On 16th September 2015 the Bishop of Derby, the Rt Revd Alastair Redfern, spoke during a debate on the humanitarian impact of developments in the Middle East and North Africa. The Bishop welcomed much of the Government’s strategy and spoke of the need to renew our Christian-based values of the right of every person to be treated generously when in need, and as a unique and precious individual.
The Lord Bishop of Derby: My Lords, I shall make a couple of comments and invite the House to think a little about the humanitarian basis of this debate.
As the noble Lord, Lord Hannay, has just said, and the Minister said in her introduction, the scale is unprecedented in our times. The challenge, therefore, to be nimble is very great. I applaud the Government for the amount of investment that has been made in refugees and migrants. I also applaud the Government’s scheme to target the most vulnerable, including victims of sexual violence and torture, the elderly and the disabled. However, I agree with Lord Ashdown that because of the unprecedented scale we need to be generous in our approach and spirit. It is interesting that in the Financial Times today—as some noble Lords may have noticed—a number of senior business people in the City say that we should welcome migrants because of the skills shortage that our country faces. As the noble Lord, Lord Ashdown, stated, there are many skilled and able people looking to come into Europe.
In Derby, where I work, we already have many migrants and the pressure on our inner-city infrastructure is enormous. Yet people are keen for us to be generous and to do what we can to reach out to people in such need. Churches are on the front line, administering to those who have already arrived. We have more than 600 people waiting for decisions on asylum applications. So we need to get organised if we are to take any more people. On 2 October we are organising a summit in our cathedral for MPs, local government people, faith groups and civil society, so that we can help the energy to prepare and be generous become organised and make a proper offer.
I invite the House to think briefly about the humanitarian basis of this debate and of our country’s policy. I am privileged to be a trustee of Christian Aid, which for 70 years has been reaching into these situations, and which began—you may remember—by helping refugees and migrants within Europe. Christian Aid is especially involved with those who are still in Syria. It tends to be the better-off and the well-organised who are leaving and the poorest of the poor who are left. I ask the Minister to consider—she mentioned this—how we can continue to encourage investment within Syria to help the most needy as well as those who are leaving.
My main point is about the humanitarian understanding of this debate. Humanitarianism is really based on the Christian understanding in Europe of the unique value of every person in the sight of God. In our modern, secular times that has become the human right of each individual. Because—sadly, I say, in brackets—it lacks the Christian understanding of sin, forgiveness, sacrifice and things that nuance that attempt at equality, it just becomes a simple right. It is a common secular theology in Europe that every human being is unique and precious, and that we should reach out to them, which is why the spirit of generosity is rising up in people.

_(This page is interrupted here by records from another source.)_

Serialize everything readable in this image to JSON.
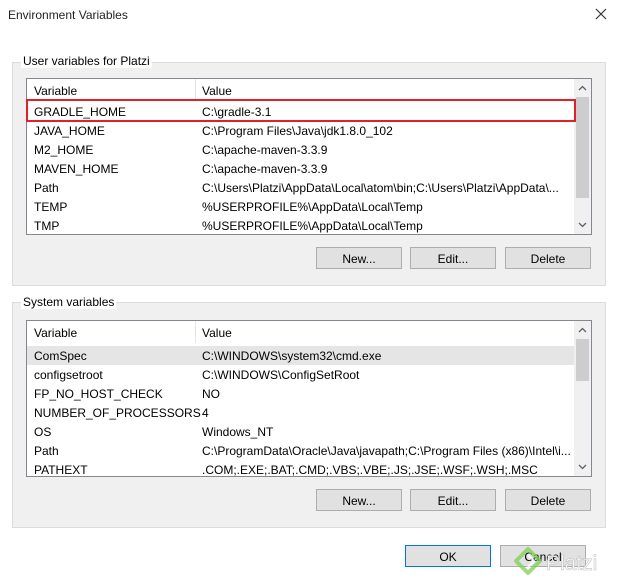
{
  "window": {
    "title": "Environment Variables"
  },
  "user_group": {
    "label": "User variables for Platzi",
    "columns": [
      "Variable",
      "Value"
    ],
    "rows": [
      [
        "GRADLE_HOME",
        "C:\\gradle-3.1"
      ],
      [
        "JAVA_HOME",
        "C:\\Program Files\\Java\\jdk1.8.0_102"
      ],
      [
        "M2_HOME",
        "C:\\apache-maven-3.3.9"
      ],
      [
        "MAVEN_HOME",
        "C:\\apache-maven-3.3.9"
      ],
      [
        "Path",
        "C:\\Users\\Platzi\\AppData\\Local\\atom\\bin;C:\\Users\\Platzi\\AppData\\..."
      ],
      [
        "TEMP",
        "%USERPROFILE%\\AppData\\Local\\Temp"
      ],
      [
        "TMP",
        "%USERPROFILE%\\AppData\\Local\\Temp"
      ]
    ],
    "buttons": {
      "new": "New...",
      "edit": "Edit...",
      "delete": "Delete"
    }
  },
  "system_group": {
    "label": "System variables",
    "columns": [
      "Variable",
      "Value"
    ],
    "rows": [
      [
        "ComSpec",
        "C:\\WINDOWS\\system32\\cmd.exe"
      ],
      [
        "configsetroot",
        "C:\\WINDOWS\\ConfigSetRoot"
      ],
      [
        "FP_NO_HOST_CHECK",
        "NO"
      ],
      [
        "NUMBER_OF_PROCESSORS",
        "4"
      ],
      [
        "OS",
        "Windows_NT"
      ],
      [
        "Path",
        "C:\\ProgramData\\Oracle\\Java\\javapath;C:\\Program Files (x86)\\Intel\\i..."
      ],
      [
        "PATHEXT",
        ".COM;.EXE;.BAT;.CMD;.VBS;.VBE;.JS;.JSE;.WSF;.WSH;.MSC"
      ]
    ],
    "buttons": {
      "new": "New...",
      "edit": "Edit...",
      "delete": "Delete"
    }
  },
  "footer": {
    "ok": "OK",
    "cancel": "Cancel"
  },
  "watermark": {
    "text": "Platzi"
  },
  "colors": {
    "highlight": "#e0202a",
    "accent": "#0078d7",
    "watermark": "#7fcf54"
  }
}
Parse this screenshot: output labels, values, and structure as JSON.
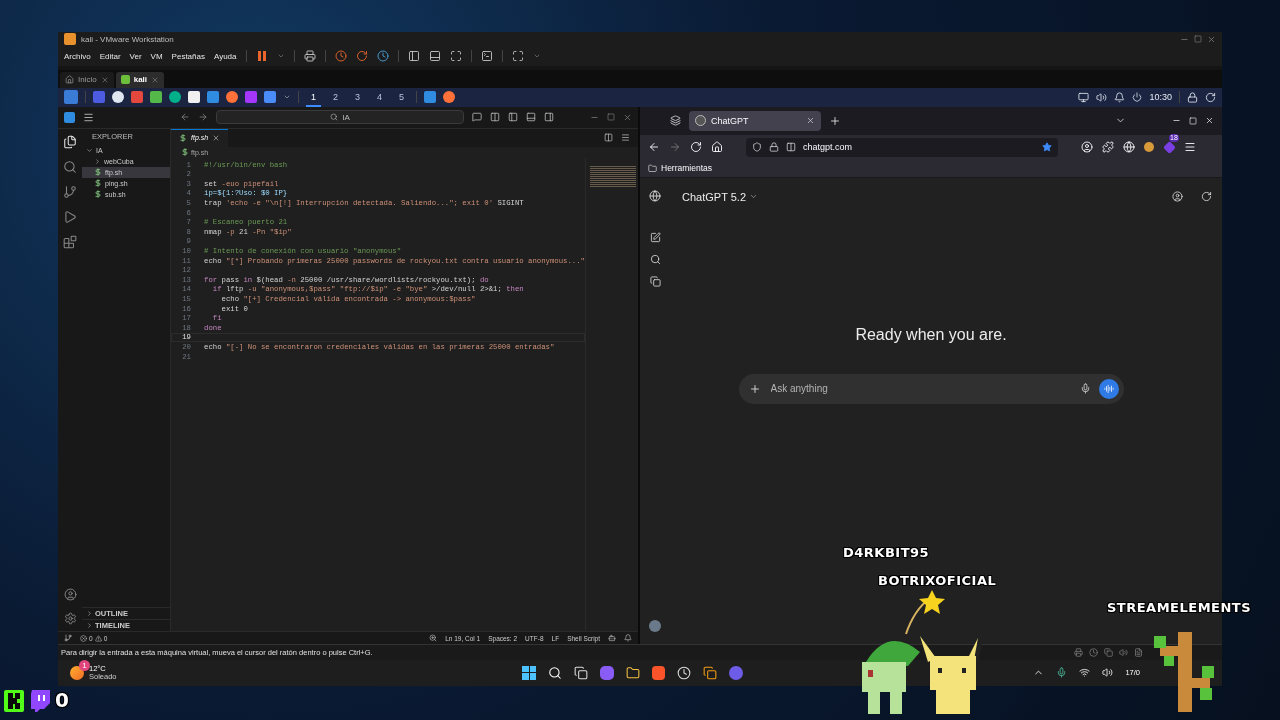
{
  "vmware": {
    "title": "kali - VMware Workstation",
    "menu": [
      "Archivo",
      "Editar",
      "Ver",
      "VM",
      "Pestañas",
      "Ayuda"
    ],
    "tabs": [
      {
        "label": "Inicio",
        "selected": false
      },
      {
        "label": "kali",
        "selected": true
      }
    ],
    "status_message": "Para dirigir la entrada a esta máquina virtual, mueva el cursor del ratón dentro o pulse Ctrl+G."
  },
  "kali_panel": {
    "workspaces": [
      {
        "label": "1",
        "selected": true
      },
      {
        "label": "2",
        "selected": false
      },
      {
        "label": "3",
        "selected": false
      },
      {
        "label": "4",
        "selected": false
      },
      {
        "label": "5",
        "selected": false
      }
    ],
    "clock": "10:30"
  },
  "vscode": {
    "search": "IA",
    "explorer": "EXPLORER",
    "tree": [
      {
        "label": "IA",
        "kind": "folder",
        "expanded": true,
        "selected": false,
        "children": [
          {
            "label": "webCuba",
            "kind": "folder",
            "expanded": false,
            "selected": false
          },
          {
            "label": "ftp.sh",
            "kind": "file",
            "selected": true
          },
          {
            "label": "ping.sh",
            "kind": "file",
            "selected": false
          },
          {
            "label": "sub.sh",
            "kind": "file",
            "selected": false
          }
        ]
      }
    ],
    "sections": [
      {
        "label": "OUTLINE",
        "expanded": false
      },
      {
        "label": "TIMELINE",
        "expanded": false
      }
    ],
    "tabs": [
      {
        "label": "ftp.sh",
        "selected": true
      }
    ],
    "breadcrumb": "ftp.sh",
    "lines": [
      {
        "number": "1",
        "current": false,
        "tokens": [
          {
            "text": "#!/usr/bin/env bash",
            "kind": "cmt"
          }
        ]
      },
      {
        "number": "2",
        "current": false
      },
      {
        "number": "3",
        "current": false,
        "tokens": [
          {
            "text": "set ",
            "kind": "txt"
          },
          {
            "text": "-euo pipefail",
            "kind": "str"
          }
        ]
      },
      {
        "number": "4",
        "current": false,
        "tokens": [
          {
            "text": "ip=${1:?Uso: $0 IP}",
            "kind": "var"
          }
        ]
      },
      {
        "number": "5",
        "current": false,
        "tokens": [
          {
            "text": "trap ",
            "kind": "txt"
          },
          {
            "text": "'echo -e \"\\n[!] Interrupción detectada. Saliendo...\"; exit 0'",
            "kind": "str"
          },
          {
            "text": " SIGINT",
            "kind": "txt"
          }
        ]
      },
      {
        "number": "6",
        "current": false
      },
      {
        "number": "7",
        "current": false,
        "tokens": [
          {
            "text": "# Escaneo puerto 21",
            "kind": "cmt"
          }
        ]
      },
      {
        "number": "8",
        "current": false,
        "tokens": [
          {
            "text": "nmap ",
            "kind": "txt"
          },
          {
            "text": "-p",
            "kind": "str"
          },
          {
            "text": " 21 ",
            "kind": "txt"
          },
          {
            "text": "-Pn",
            "kind": "str"
          },
          {
            "text": " \"$ip\"",
            "kind": "str"
          }
        ]
      },
      {
        "number": "9",
        "current": false
      },
      {
        "number": "10",
        "current": false,
        "tokens": [
          {
            "text": "# Intento de conexión con usuario \"anonymous\"",
            "kind": "cmt"
          }
        ]
      },
      {
        "number": "11",
        "current": false,
        "tokens": [
          {
            "text": "echo ",
            "kind": "txt"
          },
          {
            "text": "\"[*] Probando primeras 25000 passwords de rockyou.txt contra usuario anonymous...\"",
            "kind": "str"
          }
        ]
      },
      {
        "number": "12",
        "current": false
      },
      {
        "number": "13",
        "current": false,
        "tokens": [
          {
            "text": "for",
            "kind": "kw"
          },
          {
            "text": " pass ",
            "kind": "txt"
          },
          {
            "text": "in",
            "kind": "kw"
          },
          {
            "text": " $(head ",
            "kind": "txt"
          },
          {
            "text": "-n",
            "kind": "str"
          },
          {
            "text": " 25000 /usr/share/wordlists/rockyou.txt); ",
            "kind": "txt"
          },
          {
            "text": "do",
            "kind": "kw"
          }
        ]
      },
      {
        "number": "14",
        "current": false,
        "tokens": [
          {
            "text": "  if",
            "kind": "kw"
          },
          {
            "text": " lftp ",
            "kind": "txt"
          },
          {
            "text": "-u \"anonymous,$pass\" \"ftp://$ip\" -e \"bye\"",
            "kind": "str"
          },
          {
            "text": " >/dev/null 2>&1; ",
            "kind": "txt"
          },
          {
            "text": "then",
            "kind": "kw"
          }
        ]
      },
      {
        "number": "15",
        "current": false,
        "tokens": [
          {
            "text": "    echo ",
            "kind": "txt"
          },
          {
            "text": "\"[+] Credencial válida encontrada -> anonymous:$pass\"",
            "kind": "str"
          }
        ]
      },
      {
        "number": "16",
        "current": false,
        "tokens": [
          {
            "text": "    exit 0",
            "kind": "txt"
          }
        ]
      },
      {
        "number": "17",
        "current": false,
        "tokens": [
          {
            "text": "  fi",
            "kind": "kw"
          }
        ]
      },
      {
        "number": "18",
        "current": false,
        "tokens": [
          {
            "text": "done",
            "kind": "kw"
          }
        ]
      },
      {
        "number": "19",
        "current": true
      },
      {
        "number": "20",
        "current": false,
        "tokens": [
          {
            "text": "echo ",
            "kind": "txt"
          },
          {
            "text": "\"[-] No se encontraron credenciales válidas en las primeras 25000 entradas\"",
            "kind": "str"
          }
        ]
      },
      {
        "number": "21",
        "current": false
      }
    ],
    "status": {
      "errors": "0",
      "warnings": "0",
      "position": "Ln 19, Col 1",
      "indent": "Spaces: 2",
      "encoding": "UTF-8",
      "eol": "LF",
      "language": "Shell Script"
    }
  },
  "browser": {
    "tabs": [
      {
        "title": "ChatGPT",
        "selected": true
      }
    ],
    "url": "chatgpt.com",
    "bookmarks": [
      "Herramientas"
    ],
    "extension_badge": "18",
    "model": "ChatGPT 5.2",
    "heading": "Ready when you are.",
    "prompt": {
      "placeholder": "Ask anything"
    }
  },
  "taskbar": {
    "weather": {
      "badge": "1",
      "temperature": "12°C",
      "condition": "Soleado"
    },
    "date": "17/0"
  },
  "overlay": {
    "names": [
      "D4RKBIT95",
      "BOTRIXOFICIAL",
      "STREAMELEMENTS"
    ],
    "viewer_count": "0"
  }
}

We have seen what is happening with ISIL: the beheadings; the horrific and systematic sexual violence; the selling of women and girls, especially from the Yazidi tribe; stories of fighters buying young girls for as little as £16, abusing them and selling them on. I heard yesterday of a girl of 10 who died from internal injuries because she was raped so often by her captors. I heard another story of an ISIL fighter, who, before he rapes a girl, kneels down and prays, because he believes that he is fulfilling the will of God. I share these horrific stories because the people who ISIL are recruiting are being recruited to found a new state. It is a state based on those kinds of values, which are horrific for women and girls and for violence against the enemy. Those values are totally incompatible with what we in Europe understand as humanitarian. This is a bold attempt to establish a whole state and society on values contrary to the Christian ones, which, in their secular mode, are recognised throughout the world under the banner of human rights.
So there is an urgent challenge to us all—in this Chamber, in our Parliament and through our Government—to, as the noble Lord, Lord Ashdown said, cohere with Europe around a set of values that are humanitarian, whether we are of a religious or a secular background, because those values are vital to human beings being seen as unique and precious. We face a very well-organised and well-funded organisation that is trying to set up a state on a totally different and contrary basis. I encourage the Government to engage clearly with the organisation of aid and generosity towards refugees in such great need but also to take a lead in Europe in reaffirming our common European, Christian-based values about the rights of every person to be treated generously when in need, and as a unique and precious individual.